What is Apraxia?
Apraxia is a neurological disorder wherein patients struggle to make normal motor movements and gestures.
The person has the capacity, desire, and strength to do a particular task but fails to execute his desires.
Some examples of inability to perform any activity in people with apraxia include the inability to tie shoelaces, talk properly, etc. Apraxia is again categorized into different types depending on the affected body organ.
Limb-kinetic apraxia is when a patient cannot make motor movements requiring the involvement of legs, fingers, arms, and toes.
Ideomotor apraxia refers to the condition when a patient is incapable of reciprocating the commands given by the brain into action.
Conceptual apraxia, resembling ideomotor apraxia, refers to the condition where an individual is unable to understand the functioning of various tools.
Ideational apraxia refers to the condition where an individual is unable to lay down a plan for making a specific movement.
In buccofacial apraxia, also known as facial-oral apraxia, the patient is unable to show or make any movements involving facial bones and muscles.
The patient cannot draw or make even simple figures in constructional apraxia. In oculomotor apraxia, patients are unable to make eye movements.
Generally, in all kinds of apraxia, the patient is unable to establish coordination between the commands given by the brain and the muscles of the body part.
What is Dyspraxia?
Dyspraxia, also known as DCD, refers to a developmental disorder wherein a patient is unable to make gross movements and coordinate the finer movements.
It’s the earlier stage of dyspraxia, which affects an individual’s day-to-day life. About 6-10% of children get detected with dyspraxia.
Moreover, in many cases, the symptoms of the disease are so mild that they go ignored because the disease isn’t detected. Generally, boys are at higher risk of developing this disease than girls.
Dyspraxia is also categorized into various types. In ideomotor dyspraxia, the child faces problems in integrating smaller steps to complete a complex action.
In ideational dyspraxia, the child is unable to plan or sequence for the completion of an action.
In verbal dyspraxia, the child is unable to make proper movements of lips, mouth, and tongue, resulting in improper pronunciation.
In constructional dyspraxia, the child faces problems in the arrangement of objects.
In gait dyspraxia, the child is unable to walk properly, and in dressing dyspraxia, the child has no proper dressing sense and sequence. The symptoms of dyspraxia vary with the age of the child.
As a result of these symptoms, the education and development of the child are highly affected. These symptoms are noticeable in the child’s behavior.

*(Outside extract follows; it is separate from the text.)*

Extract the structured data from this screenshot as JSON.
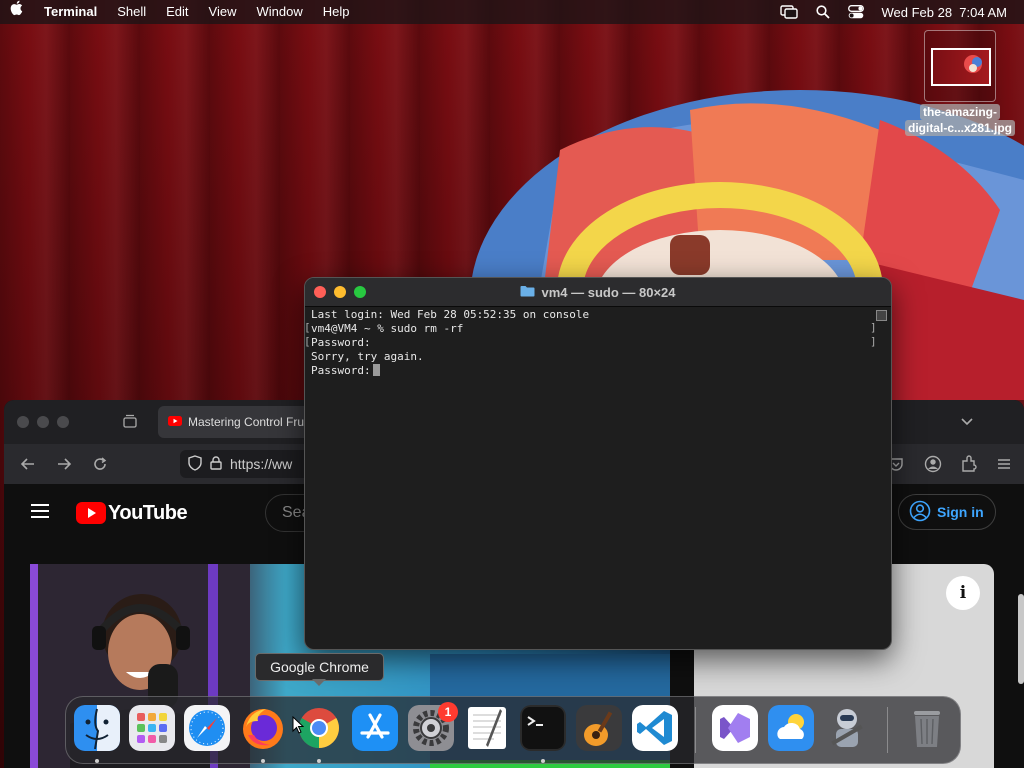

Main Differences Between Apraxia and Dyspraxia
- Older and middle-aged people are at higher risk of getting apraxia. On the other hand, dyspraxia mostly affects children and teenagers.
- The chances of apraxia are 1 or 2 in every 1000 individuals. In contrast, the chances of dyspraxia are 1 in every 50 children.
- Head strokes, tumors, and other severe injuries are the causes of apraxia. Any disorder in the brain, especially in the left hemisphere, will result in dyspraxia.
- The most common treatments for apraxia include occupational and physical therapies. But, the common treatments of dyspraxia include speech therapy and regular repetition of actions.
- Apraxia has no hereditary roots. While dyspraxia has hereditary roots and can pass from the parents to the children.
I’ve put so much effort writing this blog post to provide value to you. It’ll be very helpful for me, if you consider sharing it on social media or with your friends/family. SHARING IS ♥️
Sandeep Bhandari holds a Bachelor of Engineering in Computers from Thapar University (2006). He has 20 years of experience in the technology field. He has a keen interest in various technical fields, including database systems, computer networks, and programming. You can read more about him on his bio page.